“We didn’t expect to see this effect with tetracyclines and macrolides, as these antibiotic classes were considered to have only bacteriostatic effects – which means that they stop bacterial growth, but don’t kill bacteria,” said Camille Goemans, a postdoctoral fellow in the Typas group who shares first authorship with Maier. “Our experiments show that this assumption is not true for about half of the gut microbes we studied. Doxycycline, erythromycin, and azithromycin, three commonly used antibiotics, killed several abundant gut microbial species, whereas others they just inhibited.”

The selective killing of specific microbes by tetracyclines and macrolides could lead to these microbes being inadvertently lost from the gut microbiota much faster than microbes for which growth is only inhibited, as the authors showed with synthetic microbial communities. This could explain the strong microbiota shifts that some patients being treated with these antibiotics witness.

There is a way of reducing the damage, though. “We have shown before that drugs interact differently across different bacterial species. We therefore explored whether a second drug could mask the harmful effects of antibiotics on abundant gut microbes, but allow antibiotics to retain their activity against pathogens. This would provide something like an antidote, which would reduce the collateral damage of antibiotics on gut bacteria,” explained Typas.

The scientists combined the antibiotics erythromycin or doxycycline with a set of nearly 1,200 pharmaceuticals, to identify drugs that would save two abundant gut bacterial species from the antibiotic. Indeed, the researchers identified several non-antibiotic drugs that could rescue these gut microbes and other related species. Importantly, the combination of an antibiotic with a protective second drug did not compromise the antibiotics’ efficacy against pathogenic bacteria.

Follow-up experiments indicated that this approach may be working in the context of a natural microbiome as well. With help from collaborators, the scientists showed that the combination of erythromycin with an antidote mitigated the loss of certain abundant gut bacterial species from the mouse gut. Similarly, antidote drugs protected human gut microbes from erythromycin in complex bacterial communities derived from stool samples.

“Our approach that combines antibiotics with a protective antidote could open new opportunities for reducing the harmful side effects of antibiotics on our gut microbiomes,” concluded Maier. “No single antidote will be able to protect all the bacteria in our gut – especially since those differ so much across individuals. But this concept opens up the door for developing new personalised strategies to keep our gut microbes healthy.”

Further research will be needed to identify the optimal combinations, dosing, and formulations for antidotes, and to exclude potential long-term effects on the gut microbiome. In the future, the new approach may help to keep our gut microbiome healthy and reduce antibiotics’ side effects in patients, without compromising the efficiency of our antibiotics as lifesavers.
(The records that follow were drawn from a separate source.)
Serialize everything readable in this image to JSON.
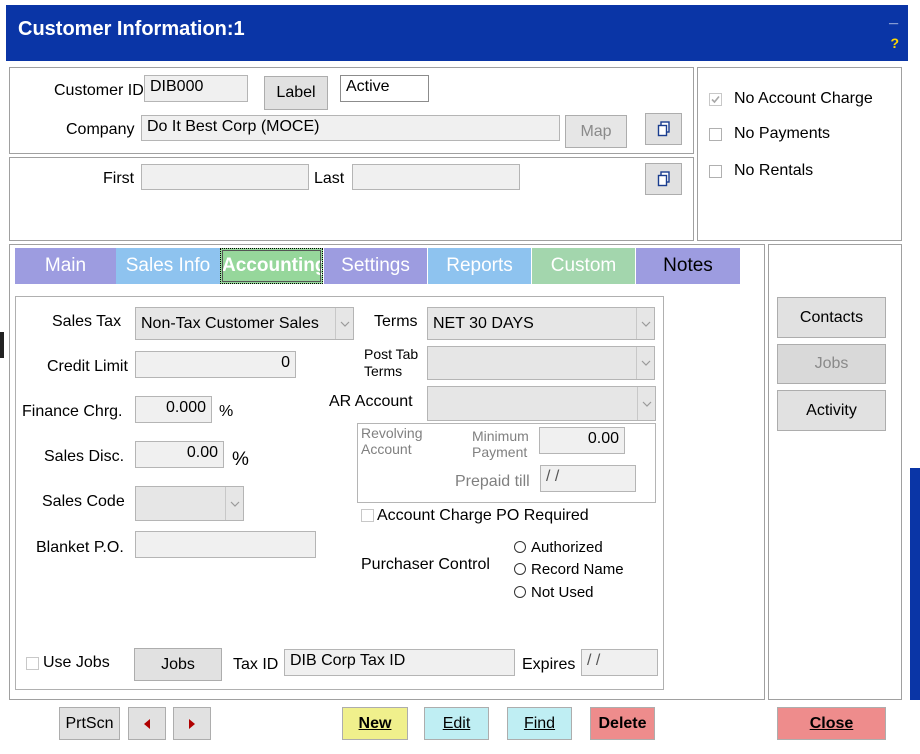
{
  "window": {
    "title": "Customer Information:1",
    "minimize_glyph": "_",
    "help_glyph": "?"
  },
  "customer": {
    "id_label": "Customer ID",
    "id_value": "DIB000",
    "label_button": "Label",
    "status": "Active",
    "company_label": "Company",
    "company_value": "Do It Best Corp (MOCE)",
    "map_button": "Map"
  },
  "name": {
    "first_label": "First",
    "last_label": "Last",
    "first_value": "",
    "last_value": ""
  },
  "flags": {
    "no_account_charge": "No Account Charge",
    "no_account_charge_checked": true,
    "no_payments": "No Payments",
    "no_rentals": "No Rentals"
  },
  "tabs": [
    {
      "label": "Main",
      "color": "#9d9ce0"
    },
    {
      "label": "Sales Info",
      "color": "#8ec3ef"
    },
    {
      "label": "Accounting",
      "color": "#96d79b",
      "active": true
    },
    {
      "label": "Settings",
      "color": "#9d9ce0"
    },
    {
      "label": "Reports",
      "color": "#8ec3ef"
    },
    {
      "label": "Custom",
      "color": "#a3d6ad"
    },
    {
      "label": "Notes",
      "color": "#9d9ce0"
    }
  ],
  "accounting": {
    "sales_tax_label": "Sales Tax",
    "sales_tax_value": "Non-Tax Customer Sales",
    "credit_limit_label": "Credit Limit",
    "credit_limit_value": "0",
    "finance_label": "Finance Chrg.",
    "finance_value": "0.000",
    "finance_unit": "%",
    "sales_disc_label": "Sales Disc.",
    "sales_disc_value": "0.00",
    "sales_disc_unit": "%",
    "sales_code_label": "Sales Code",
    "sales_code_value": "",
    "blanket_po_label": "Blanket P.O.",
    "blanket_po_value": "",
    "terms_label": "Terms",
    "terms_value": "NET 30 DAYS",
    "post_tab_terms_label_1": "Post Tab",
    "post_tab_terms_label_2": "Terms",
    "post_tab_terms_value": "",
    "ar_account_label": "AR Account",
    "ar_account_value": "",
    "revolving_label_1": "Revolving",
    "revolving_label_2": "Account",
    "min_payment_label_1": "Minimum",
    "min_payment_label_2": "Payment",
    "min_payment_value": "0.00",
    "prepaid_label": "Prepaid till",
    "prepaid_value": "/ /",
    "po_required_label": "Account Charge PO Required",
    "purchaser_label": "Purchaser Control",
    "purchaser_options": [
      "Authorized",
      "Record Name",
      "Not Used"
    ],
    "use_jobs_label": "Use Jobs",
    "jobs_button": "Jobs",
    "tax_id_label": "Tax ID",
    "tax_id_value": "DIB Corp Tax ID",
    "expires_label": "Expires",
    "expires_value": "/ /"
  },
  "side_buttons": {
    "contacts": "Contacts",
    "jobs": "Jobs",
    "activity": "Activity"
  },
  "bottom": {
    "prtscn": "PrtScn",
    "new": "New",
    "edit": "Edit",
    "find": "Find",
    "delete": "Delete",
    "close": "Close"
  },
  "colors": {
    "title_bar": "#0a35a6",
    "new": "#f0f08c",
    "edit": "#bfeef3",
    "find": "#bfeef3",
    "delete": "#ee8c8c",
    "close": "#ee8c8c"
  }
}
The study was a collaborative effort, involving researchers from EMBL’s Typas, Bork, Zeller, Zimmermann, and Patil groups, as well as colleagues at the University of Tübingen, Ludwig-Maximilians-Universität München, and the Max Delbrück Center for Molecular Medicine in Berlin.

Source article

Maier L., Goemans CV., et al.

Nature 13 October 2021



bottom of page